Objectives. This study investigates relationships between retirement preferences and perceived levels of work-family conflict. Methods. Using the large sample of 52-54-year-old respondents to the 1992 Wisconsin Longitudinal Study, we estimated multinomial logistic regression models of preferences for partial and full retirement within the next 10 years. We examined the association between retirement preferences and perceived work-family conflict, evaluated the extent 10 which work-family conflict was a mediating mechanism between stressful work and family circumstances and preferences to retire, and explored potential gender differences in the association between work-family conflict and preferring retirement. Results. Work-family conflict was positively related to preferences for both full and partial retirement.
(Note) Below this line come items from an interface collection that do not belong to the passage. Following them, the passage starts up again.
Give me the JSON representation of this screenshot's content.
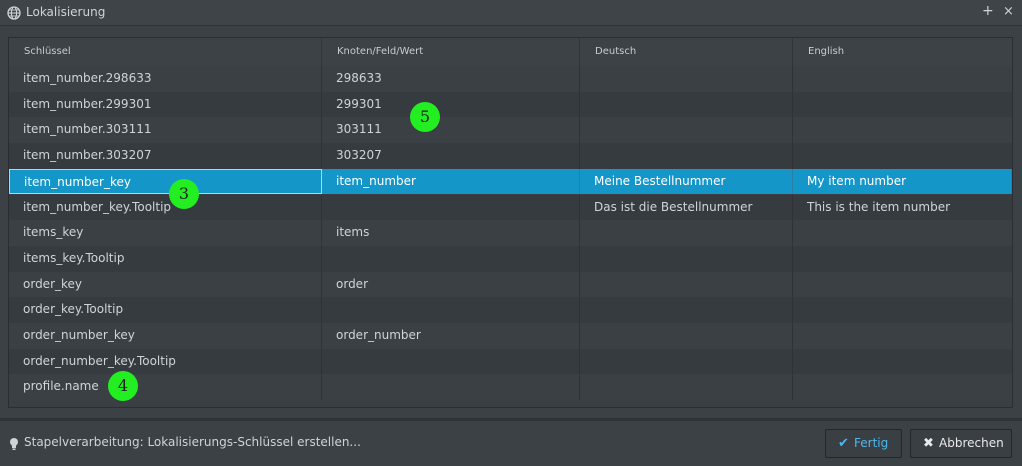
{
  "window": {
    "title": "Lokalisierung",
    "icon": "globe-icon",
    "add_label": "+",
    "close_label": "×"
  },
  "table": {
    "headers": [
      "Schlüssel",
      "Knoten/Feld/Wert",
      "Deutsch",
      "English"
    ],
    "rows": [
      {
        "key": "item_number.298633",
        "node": "298633",
        "de": "",
        "en": ""
      },
      {
        "key": "item_number.299301",
        "node": "299301",
        "de": "",
        "en": ""
      },
      {
        "key": "item_number.303111",
        "node": "303111",
        "de": "",
        "en": ""
      },
      {
        "key": "item_number.303207",
        "node": "303207",
        "de": "",
        "en": ""
      },
      {
        "key": "item_number_key",
        "node": "item_number",
        "de": "Meine Bestellnummer",
        "en": "My item number",
        "selected": true
      },
      {
        "key": "item_number_key.Tooltip",
        "node": "",
        "de": "Das ist die Bestellnummer",
        "en": "This is the item number"
      },
      {
        "key": "items_key",
        "node": "items",
        "de": "",
        "en": ""
      },
      {
        "key": "items_key.Tooltip",
        "node": "",
        "de": "",
        "en": ""
      },
      {
        "key": "order_key",
        "node": "order",
        "de": "",
        "en": ""
      },
      {
        "key": "order_key.Tooltip",
        "node": "",
        "de": "",
        "en": ""
      },
      {
        "key": "order_number_key",
        "node": "order_number",
        "de": "",
        "en": ""
      },
      {
        "key": "order_number_key.Tooltip",
        "node": "",
        "de": "",
        "en": ""
      },
      {
        "key": "profile.name",
        "node": "",
        "de": "",
        "en": ""
      }
    ]
  },
  "markers": [
    "3",
    "4",
    "5"
  ],
  "footer": {
    "status": "Stapelverarbeitung: Lokalisierungs-Schlüssel erstellen...",
    "status_icon": "lightbulb-icon",
    "ok_label": "Fertig",
    "ok_icon": "check-icon",
    "cancel_label": "Abbrechen",
    "cancel_icon": "x-icon"
  },
  "colors": {
    "selection": "#1596c9",
    "marker": "#22ee22",
    "ok_text": "#4fb7ee"
  }
}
Yet work-family conflict did not appear to mediate relationships between stressful work and family environments and retirement preferences, nor did significant gender differences emerge in this association. Discussion. Our analyses provide the first direct evidence of the role played by work-family conflict in the early stages of the retirement process, although we were not able to identify the sources of conflict underlying this relationship. Identifying the sources of this conflict and the psychological mechanisms linking work-family conflict to retirement preferences is an important task for future researchers.
|Original language||English (US)|
|Journal||Journals of Gerontology - Series B Psychological Sciences and Social Sciences|
|State||Published - May 2006|
All Science Journal Classification (ASJC) codes
- Health(social science)
- Sociology and Political Science
- Life-span and Life-course Studies